• [GIVEN RECORDS]
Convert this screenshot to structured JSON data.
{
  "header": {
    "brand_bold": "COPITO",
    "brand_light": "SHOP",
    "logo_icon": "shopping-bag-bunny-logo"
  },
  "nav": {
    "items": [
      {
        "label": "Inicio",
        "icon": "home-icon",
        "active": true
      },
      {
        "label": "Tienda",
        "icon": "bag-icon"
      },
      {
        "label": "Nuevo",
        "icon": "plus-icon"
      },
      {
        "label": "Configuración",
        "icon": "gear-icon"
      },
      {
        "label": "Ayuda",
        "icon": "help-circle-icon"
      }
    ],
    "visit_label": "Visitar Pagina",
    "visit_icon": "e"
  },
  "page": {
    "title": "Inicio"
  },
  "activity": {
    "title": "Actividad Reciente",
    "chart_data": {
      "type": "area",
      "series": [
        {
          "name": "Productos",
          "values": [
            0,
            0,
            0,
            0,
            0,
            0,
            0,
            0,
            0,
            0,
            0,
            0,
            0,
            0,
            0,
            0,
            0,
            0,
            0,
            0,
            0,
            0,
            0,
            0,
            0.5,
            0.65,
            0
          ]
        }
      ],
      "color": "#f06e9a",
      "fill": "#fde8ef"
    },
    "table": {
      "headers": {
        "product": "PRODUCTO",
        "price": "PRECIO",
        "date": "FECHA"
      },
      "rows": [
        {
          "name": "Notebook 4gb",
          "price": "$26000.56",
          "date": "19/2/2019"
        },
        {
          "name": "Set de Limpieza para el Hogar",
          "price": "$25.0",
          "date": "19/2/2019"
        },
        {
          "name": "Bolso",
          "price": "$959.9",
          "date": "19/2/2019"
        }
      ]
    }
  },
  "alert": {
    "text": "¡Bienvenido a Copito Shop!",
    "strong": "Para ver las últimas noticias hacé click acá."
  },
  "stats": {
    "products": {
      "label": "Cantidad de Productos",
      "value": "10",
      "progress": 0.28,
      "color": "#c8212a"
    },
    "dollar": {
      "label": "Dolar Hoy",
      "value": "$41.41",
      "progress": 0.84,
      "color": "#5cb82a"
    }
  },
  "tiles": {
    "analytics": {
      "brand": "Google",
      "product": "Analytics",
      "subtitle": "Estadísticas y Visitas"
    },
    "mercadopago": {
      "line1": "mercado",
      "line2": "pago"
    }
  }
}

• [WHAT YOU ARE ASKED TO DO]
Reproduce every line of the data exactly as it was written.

• [TASK RESPONSE]
Convert this screenshot to structured JSON data.
{
  "header": {
    "brand_bold": "COPITO",
    "brand_light": "SHOP",
    "logo_icon": "shopping-bag-bunny-logo"
  },
  "nav": {
    "items": [
      {
        "label": "Inicio",
        "icon": "home-icon",
        "active": true
      },
      {
        "label": "Tienda",
        "icon": "bag-icon"
      },
      {
        "label": "Nuevo",
        "icon": "plus-icon"
      },
      {
        "label": "Configuración",
        "icon": "gear-icon"
      },
      {
        "label": "Ayuda",
        "icon": "help-circle-icon"
      }
    ],
    "visit_label": "Visitar Pagina",
    "visit_icon": "e"
  },
  "page": {
    "title": "Inicio"
  },
  "activity": {
    "title": "Actividad Reciente",
    "chart_data": {
      "type": "area",
      "series": [
        {
          "name": "Productos",
          "values": [
            0,
            0,
            0,
            0,
            0,
            0,
            0,
            0,
            0,
            0,
            0,
            0,
            0,
            0,
            0,
            0,
            0,
            0,
            0,
            0,
            0,
            0,
            0,
            0,
            0.5,
            0.65,
            0
          ]
        }
      ],
      "color": "#f06e9a",
      "fill": "#fde8ef"
    },
    "table": {
      "headers": {
        "product": "PRODUCTO",
        "price": "PRECIO",
        "date": "FECHA"
      },
      "rows": [
        {
          "name": "Notebook 4gb",
          "price": "$26000.56",
          "date": "19/2/2019"
        },
        {
          "name": "Set de Limpieza para el Hogar",
          "price": "$25.0",
          "date": "19/2/2019"
        },
        {
          "name": "Bolso",
          "price": "$959.9",
          "date": "19/2/2019"
        }
      ]
    }
  },
  "alert": {
    "text": "¡Bienvenido a Copito Shop!",
    "strong": "Para ver las últimas noticias hacé click acá."
  },
  "stats": {
    "products": {
      "label": "Cantidad de Productos",
      "value": "10",
      "progress": 0.28,
      "color": "#c8212a"
    },
    "dollar": {
      "label": "Dolar Hoy",
      "value": "$41.41",
      "progress": 0.84,
      "color": "#5cb82a"
    }
  },
  "tiles": {
    "analytics": {
      "brand": "Google",
      "product": "Analytics",
      "subtitle": "Estadísticas y Visitas"
    },
    "mercadopago": {
      "line1": "mercado",
      "line2": "pago"
    }
  }
}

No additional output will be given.